Now firmly in my 50-something years, I'd like to think I've learned a thing or two-- important things-- life lesson kind of things, but at age 53, apparently I am still learning.
Countless times, literally hundreds in fact, I've flown on commercial airlines both domestic and internationally. Over the years, when given the opportunity to either sit squashed in a center seat or in an aisle seat anywhere else on the plane-- Aisles always win. I am not a fan of being squashed on airplanes.
But, the last time I flew back to Ohio to visit family, I learned a new lesson, and it's one I won't soon forget. Where that aisle seat is located should be of utmost importance when making an airplane seating decision.
Take my word for it, you never-- ever-- want an aisle seat in the back of the plane near the lavatories.
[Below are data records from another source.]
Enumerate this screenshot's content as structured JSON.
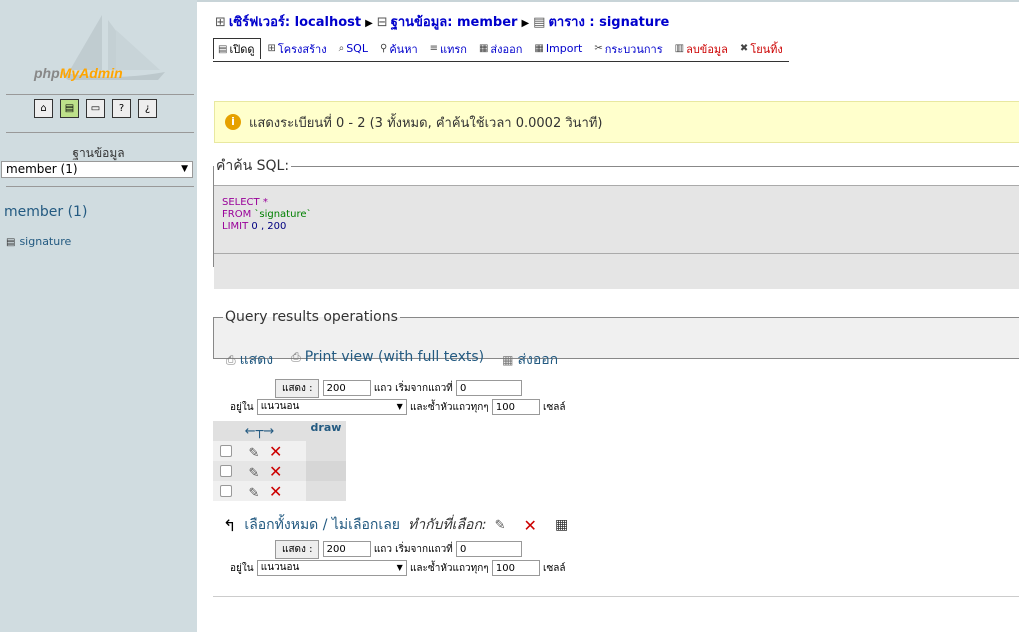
{
  "sidebar": {
    "logo_prefix": "php",
    "logo_name": "MyAdmin",
    "database_label": "ฐานข้อมูล",
    "database_select_value": "member (1)",
    "database_name": "member (1)",
    "tables": [
      {
        "label": "signature"
      }
    ]
  },
  "breadcrumb": {
    "server": "เซิร์ฟเวอร์: localhost",
    "database": "ฐานข้อมูล: member",
    "table": "ตาราง : signature"
  },
  "tabs": [
    {
      "label": "เปิดดู"
    },
    {
      "label": "โครงสร้าง"
    },
    {
      "label": "SQL"
    },
    {
      "label": "ค้นหา"
    },
    {
      "label": "แทรก"
    },
    {
      "label": "ส่งออก"
    },
    {
      "label": "Import"
    },
    {
      "label": "กระบวนการ"
    },
    {
      "label": "ลบข้อมูล"
    },
    {
      "label": "โยนทิ้ง"
    }
  ],
  "notice": {
    "icon": "info-icon",
    "text": "แสดงระเบียนที่ 0 - 2 (3 ทั้งหมด, คำค้นใช้เวลา 0.0002 วินาที)"
  },
  "sql": {
    "legend": "คำค้น SQL:",
    "select_kw": "SELECT",
    "select_rest": " *",
    "from_kw": "FROM",
    "from_table": " `signature`",
    "limit_kw": "LIMIT",
    "limit_rest": " 0 , 200"
  },
  "qro": {
    "legend": "Query results operations",
    "show": "แสดง",
    "print_view": "Print view (with full texts)",
    "export": "ส่งออก"
  },
  "nav": {
    "show_button": "แสดง :",
    "rows_value": "200",
    "start_label": "แถว เริ่มจากแถวที่",
    "start_value": "0",
    "in_label": "อยู่ใน",
    "mode_value": "แนวนอน",
    "repeat_label": "และซ้ำหัวแถวทุกๆ",
    "repeat_value": "100",
    "cells_label": "เซลล์"
  },
  "table": {
    "column_arrows": "←┬→",
    "column_header": "draw",
    "rows": [
      {},
      {},
      {}
    ]
  },
  "bulk": {
    "select_all": "เลือกทั้งหมด / ไม่เลือกเลย",
    "with_selected": "ทำกับที่เลือก:"
  }
}
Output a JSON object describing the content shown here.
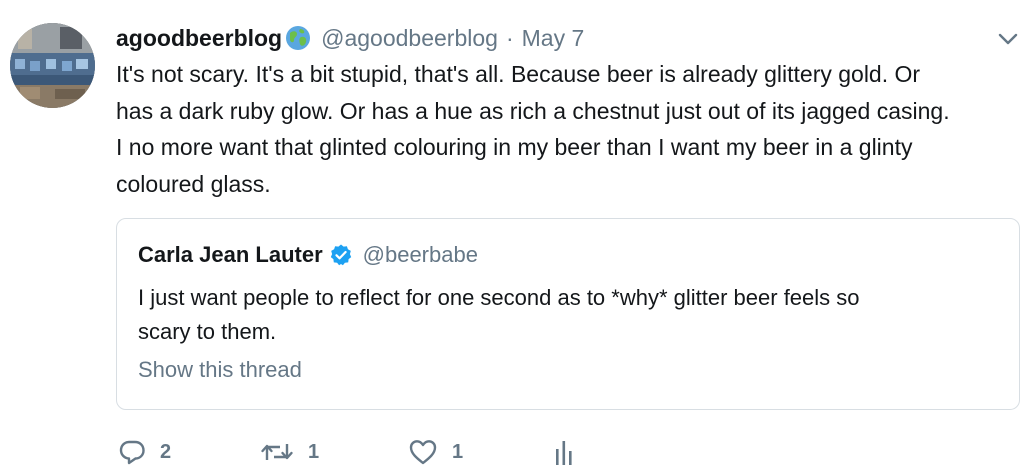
{
  "tweet": {
    "display_name": "agoodbeerblog",
    "handle": "@agoodbeerblog",
    "separator": "·",
    "date": "May 7",
    "name_emoji_icon": "globe-icon",
    "text_lines": [
      "It's not scary. It's a bit stupid, that's all. Because beer is already glittery gold. Or",
      "has a dark ruby glow. Or has a hue as rich a chestnut just out of its jagged casing.",
      "I no more want that glinted colouring in my beer than I want my beer in a glinty",
      "coloured glass."
    ]
  },
  "quoted_tweet": {
    "display_name": "Carla Jean Lauter",
    "verified_icon": "verified-badge-icon",
    "handle": "@beerbabe",
    "text_lines": [
      "I just want people to reflect for one second as to *why* glitter beer feels so",
      "scary to them."
    ],
    "show_thread_label": "Show this thread"
  },
  "actions": {
    "reply_count": "2",
    "retweet_count": "1",
    "like_count": "1",
    "icons": [
      "reply-icon",
      "retweet-icon",
      "like-icon",
      "analytics-icon"
    ]
  },
  "colors": {
    "primary_text": "#14171a",
    "secondary_text": "#657786",
    "verified_blue": "#1da1f2",
    "border": "#d8dee3"
  }
}
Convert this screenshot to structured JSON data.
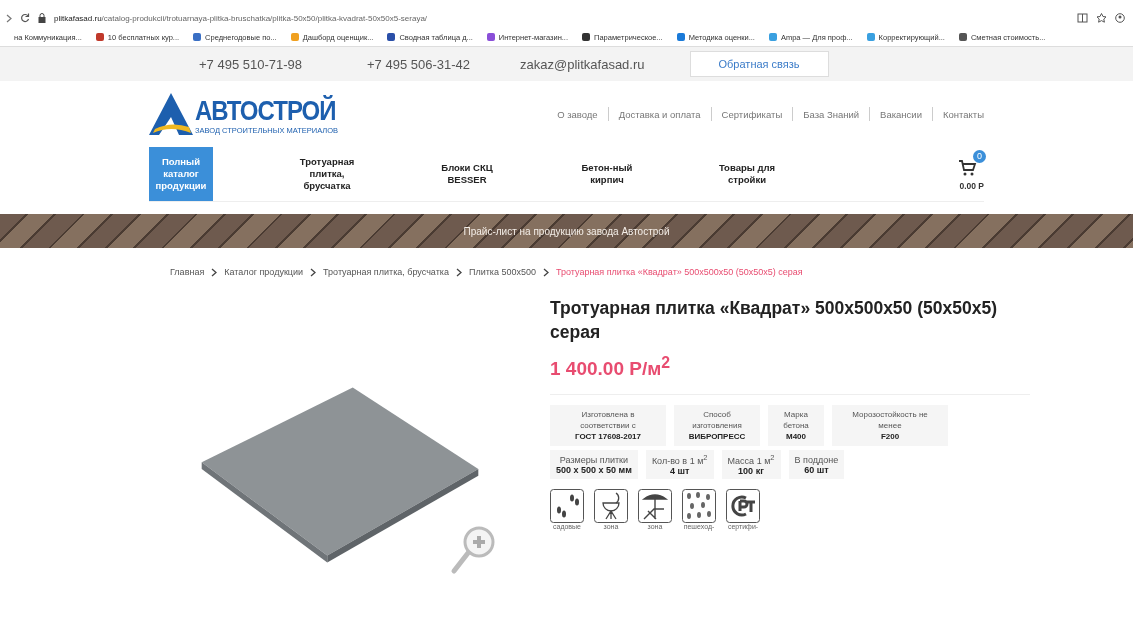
{
  "browser": {
    "url_host": "plitkafasad.ru",
    "url_path": "/catalog-produkcii/trotuarnaya-plitka-bruschatka/plitka-50x50/plitka-kvadrat-50x50x5-seraya/",
    "bookmarks": [
      {
        "label": "на Коммуникация...",
        "color": "#ffffff"
      },
      {
        "label": "10 бесплатных кур...",
        "color": "#c0392b"
      },
      {
        "label": "Среднегодовые по...",
        "color": "#3a6fc4"
      },
      {
        "label": "Дашборд оценщик...",
        "color": "#f0a020"
      },
      {
        "label": "Сводная таблица д...",
        "color": "#2a4fa8"
      },
      {
        "label": "Интернет-магазин...",
        "color": "#8a4fd8"
      },
      {
        "label": "Параметрическое...",
        "color": "#333333"
      },
      {
        "label": "Методика оценки...",
        "color": "#1a7ad8"
      },
      {
        "label": "Ampa — Для проф...",
        "color": "#3aa0e0"
      },
      {
        "label": "Корректирующий...",
        "color": "#3aa0e0"
      },
      {
        "label": "Сметная стоимость...",
        "color": "#555555"
      }
    ]
  },
  "topbar": {
    "phones": [
      "+7 495 510-71-98",
      "+7 495 506-31-42"
    ],
    "email": "zakaz@plitkafasad.ru",
    "feedback_button": "Обратная связь"
  },
  "logo": {
    "name": "АВТОСТРОЙ",
    "tagline": "ЗАВОД СТРОИТЕЛЬНЫХ МАТЕРИАЛОВ"
  },
  "top_menu": [
    "О заводе",
    "Доставка и оплата",
    "Сертификаты",
    "База Знаний",
    "Вакансии",
    "Контакты"
  ],
  "nav": [
    {
      "label": "Полный каталог продукции",
      "selected": true
    },
    {
      "label": "Тротуарная плитка, брусчатка",
      "selected": false
    },
    {
      "label": "Блоки СКЦ BESSER",
      "selected": false
    },
    {
      "label": "Бетон-ный кирпич",
      "selected": false
    },
    {
      "label": "Товары для стройки",
      "selected": false
    }
  ],
  "cart": {
    "count": "0",
    "total": "0.00 Р"
  },
  "banner": "Прайс-лист на продукцию завода Автострой",
  "breadcrumbs": [
    {
      "label": "Главная",
      "current": false
    },
    {
      "label": "Каталог продукции",
      "current": false
    },
    {
      "label": "Тротуарная плитка, брусчатка",
      "current": false
    },
    {
      "label": "Плитка 500х500",
      "current": false
    },
    {
      "label": "Тротуарная плитка «Квадрат» 500х500х50 (50х50х5) серая",
      "current": true
    }
  ],
  "product": {
    "title": "Тротуарная плитка «Квадрат» 500х500х50 (50х50х5) серая",
    "price": "1 400.00 Р/м$^{2}$",
    "specs": [
      [
        {
          "label": "Изготовлена в соответствии с",
          "value": "ГОСТ 17608-2017"
        },
        {
          "label": "Способ изготовления",
          "value": "ВИБРОПРЕСС"
        },
        {
          "label": "Марка бетона",
          "value": "М400"
        },
        {
          "label": "Морозостойкость не менее",
          "value": "F200"
        }
      ],
      [
        {
          "label": "Размеры плитки",
          "value": "500 x 500 x 50 мм"
        },
        {
          "label": "Кол-во в 1 м$^{2}$",
          "value": "4 шт"
        },
        {
          "label": "Масса 1 м$^{2}$",
          "value": "100 кг"
        },
        {
          "label": "В поддоне",
          "value": "60 шт"
        }
      ]
    ],
    "features": [
      {
        "kind": "footprints",
        "label": "садовые"
      },
      {
        "kind": "grill",
        "label": "зона"
      },
      {
        "kind": "deckchair",
        "label": "зона"
      },
      {
        "kind": "crowd",
        "label": "пешеход-"
      },
      {
        "kind": "cert",
        "label": "сертифи-"
      }
    ]
  }
}
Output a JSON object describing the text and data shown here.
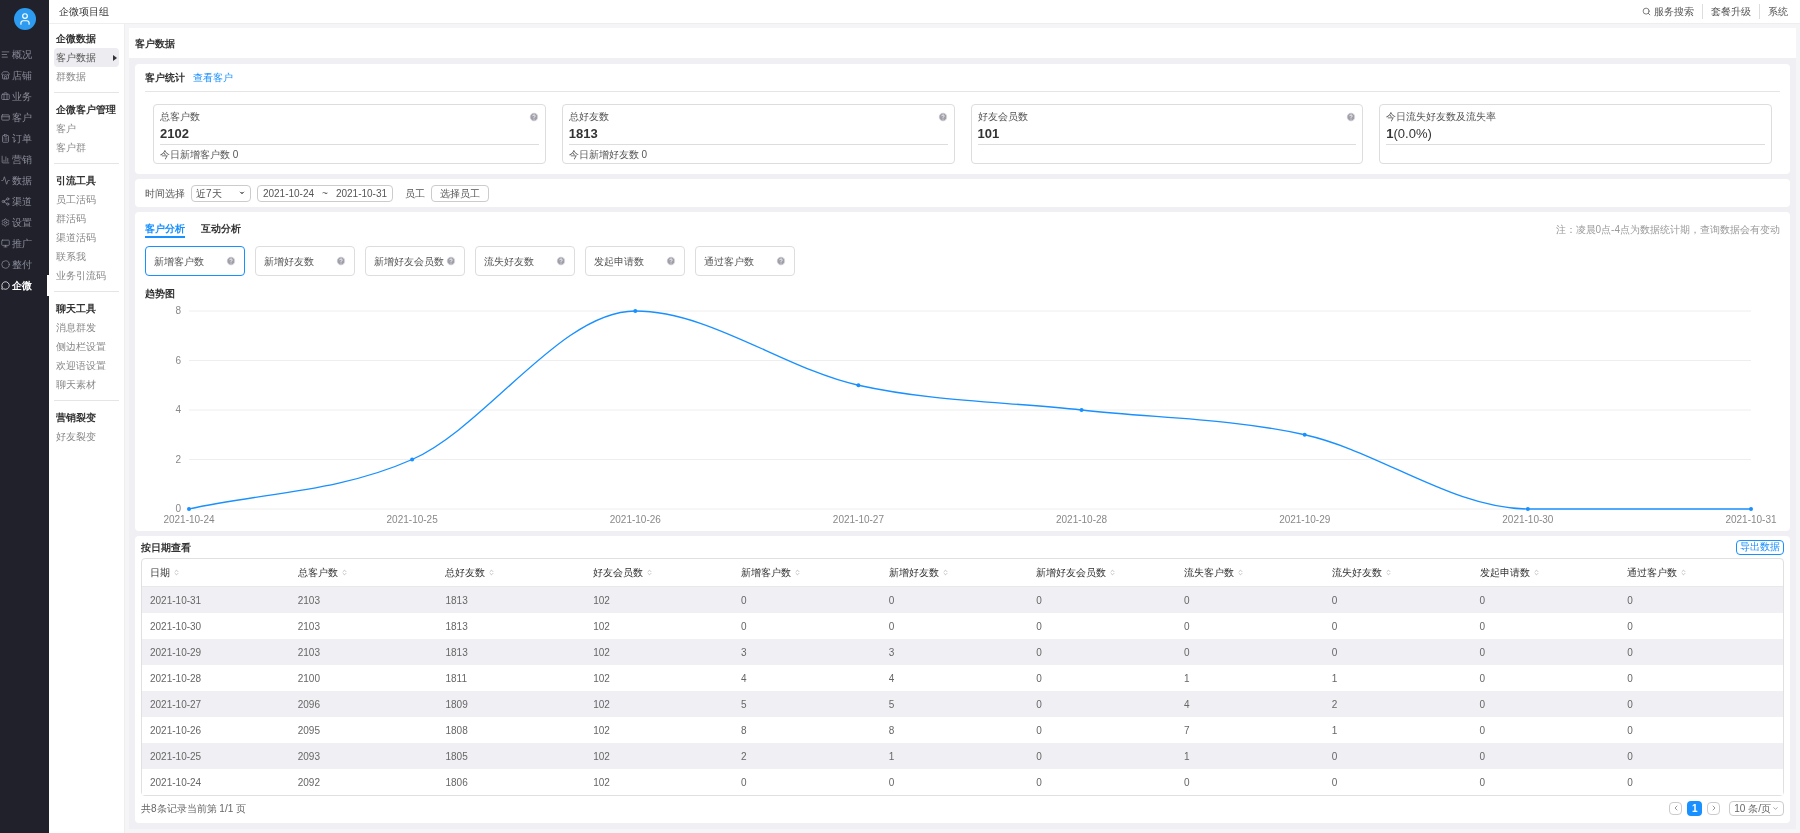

Simply put, an aisle seat in this area means you are either looking at butts or crotches throughout the entire flight as passengers wait in line to use the "facilities". And for some reason, it seems the vast majority of adult passengers all need to use the lavatory the moment the "fasten seat belt" sign is turned off making the parade of potty passengers seemingly endless.
And, if it's not an adult's body parts facing you while waiting in line, it's the angelic face of a small child with an oblivious parent. Said children are usually looking the aisle seat passenger directly in the eyes as they pick their nose and wipe it on your shirt sleeve.
But nose pickers aren't even the worst part.
People-- adults, actually-- in line for the Lav, seem to think it's perfectly okay to put their foot on your arm rest to tie their shoe, or worse, they put their foot on the arm rest of the person directly across from you thereby placing their unpleasant booty right up in your face. Given the choice, I'd prefer the nose pickers, thank you very much.
Yes, by age 53 I should have learned the "center seat always trumps an aisle seat by the bathrooms" rule. It's a lesson I won't soon forget. I just wish other passengers wouldn't forget simple common courtesies when traveling.
Welcome to www.TheFiftyFactor.com - Joanna Jenkins